Republican’s gubernatorial 
race to the bottom

The race for the Republican gubernatorial candidate is wide open between three candidates with just a week to go until primary election day, Tuesday, May 19. While Attorney General Jack Conway is holding the Democrat’s torch, waiting for his opposition, there is a real race for Kentucky Republicans.

According to a Survey USA Poll in early March, the race was within the margin of error for the three leading Republican candidates with a quarter of the likely voters undecided. And while the victor is sure to receive an unprecedented number of millions of dollars from outside-Kentucky donations — notably two wealthy (Koch) brothers — they will need every dollar to compete with Conway — if for no other reason than these three have been running for the last few months and still lack the statewide name recognition and enthusiasm, much less their party’s support, to topple Conway. But Conway is, and always will be from Louisville, which will always be an issue in the rest of Kentucky.

Here are the three Republicans:

Matt Bevin, a self-proclaimed “true conservative,” Tea Party standard bearer, who “challenged” Mitch McConnell’s Senate seat last year (but fell 25 points short), is back and striking a similar tone. Bevin is campaigning on “pro-business, right-to-work legislation,” which means Kentucky will be the latest right-to-work state if he is elected. This also means that he is anti-worker, anti-middle class, anti-worker’s safety and does not understand that Kentucky has recieved national recognition for its ability to attract relocating businesses while maintaining strong labor conditions.

The other major strike is that Bevin continues to oppose the Affordable Care Act (Obamacare) which has brought health insurance to half a million Kentuckians.

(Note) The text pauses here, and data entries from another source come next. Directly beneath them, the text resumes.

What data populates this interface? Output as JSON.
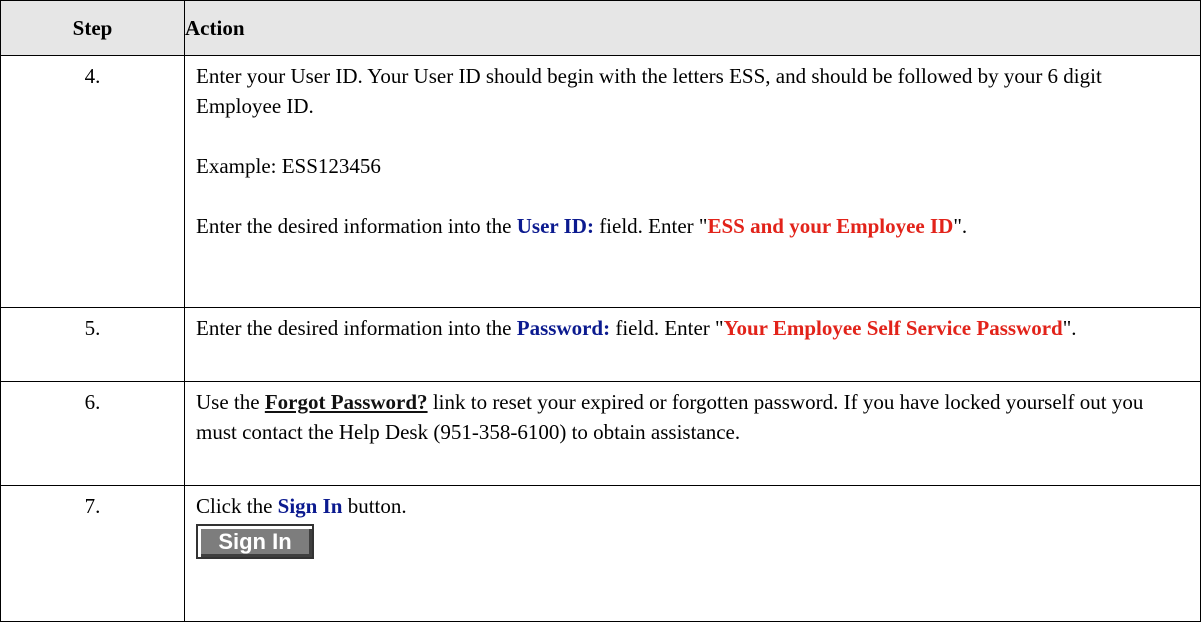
{
  "header": {
    "step": "Step",
    "action": "Action"
  },
  "rows": [
    {
      "num": "4.",
      "text1": "Enter your User ID. Your User ID should begin with the letters ESS, and should be followed by your 6 digit Employee ID.",
      "example": "Example:  ESS123456",
      "instr_pre": "Enter the desired information into the ",
      "field": "User ID:",
      "instr_mid": " field. Enter \"",
      "value": "ESS and your Employee ID",
      "instr_end": "\"."
    },
    {
      "num": "5.",
      "instr_pre": "Enter the desired information into the ",
      "field": "Password:",
      "instr_mid": " field. Enter \"",
      "value": "Your Employee Self Service Password",
      "instr_end": "\"."
    },
    {
      "num": "6.",
      "pre": "Use the ",
      "link": "Forgot Password?",
      "post": " link to reset your expired or forgotten password.  If you have locked yourself out you must contact the Help Desk (951-358-6100) to obtain assistance."
    },
    {
      "num": "7.",
      "pre": "Click the ",
      "button_ref": "Sign In",
      "post": " button.",
      "button_label": "Sign In"
    }
  ]
}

On his website, Bevin says, “As governor, I would close the KYnect state exchange and facilitate the transition of enrollees into the federal healthcare exchange.” The very next headline reads “Enact state-based health care reforms.” Beyond the problems with doing away with KYnect — as well as the medicaid expansion, for which he advocates — these two concepts are too incongruent for an honest man to fathom.

As for the real important issues, the difference between him and Conway, as Bevin said of Conway and his running mate in the KET debate, “They are lawyers, liberal and live in cities.”

Bevin is simply another mouthpiece-Republican. In terms of understanding issues that face Kentucky, he is no match for Conway. His only chance is that he can claim to be from somewhere other than Louisville.

Former Louisville Councilman Hal Heiner is unquestionably the most prototypical politician in this race and probably the most disingenuous of the candidates. He has donated $4 million to his campaign to run as an “outsider,” against President Obama, and “put career politicians last and Kentucky families first,” according to his ads (this coming from the man who has spent most of the last 13 years running for or holding elected office).

Like Bevin, Heiner also opposes Obamacare, while claiming to stand up to Washington. Once again, while Obamacare is a tremendous success in Kentucky, it is in large part because of Governor Beshear’s willingness to work with the Federal government, not undermine it. Heiner is also pro right-to-work … while touting his private-sector background and understanding how to make Kentucky attractive to businesses.

If Conway can run a solid campaign, Heiner has no chance against him. He loses the Louisville “attack” against Conway, is too much of a politician and won’t be able to rally the conservative base to turn out in large enough numbers.

State Agriculture Commissioner James Comer, a State Representative for 11 years before being commissioner the last three, has a strong record in Frankfort, the best understanding for how Frankfort and the job of Governor works, and he is not from Louisville.

However, he too is pro right-to-work and opposed to Obamacare and the Medicaid expansion … shocker I know. He too is running ads saying, “Barack Obama doesn’t care about Kentucky … our coal families, or our way of life.”

In the KET debate he said of Conway, “[He] and I disagree on almost every issue.” Jack may have had some rocky campaigns in the past, but nobody can question his intelligence and his performance on the job. I assure you, Mr. Comer, you do not want to be the anti-Jack candidate, because he will eat you up. Although you’re not from Louisville, so you have that going for you.

Whichever Republican comes out victorious Tuesday, I hope he runs as an honest opponent to Conway. Kentucky will never work its way into the future if we elect the lowest common denominator, and these Republican candidates are racing to be just that.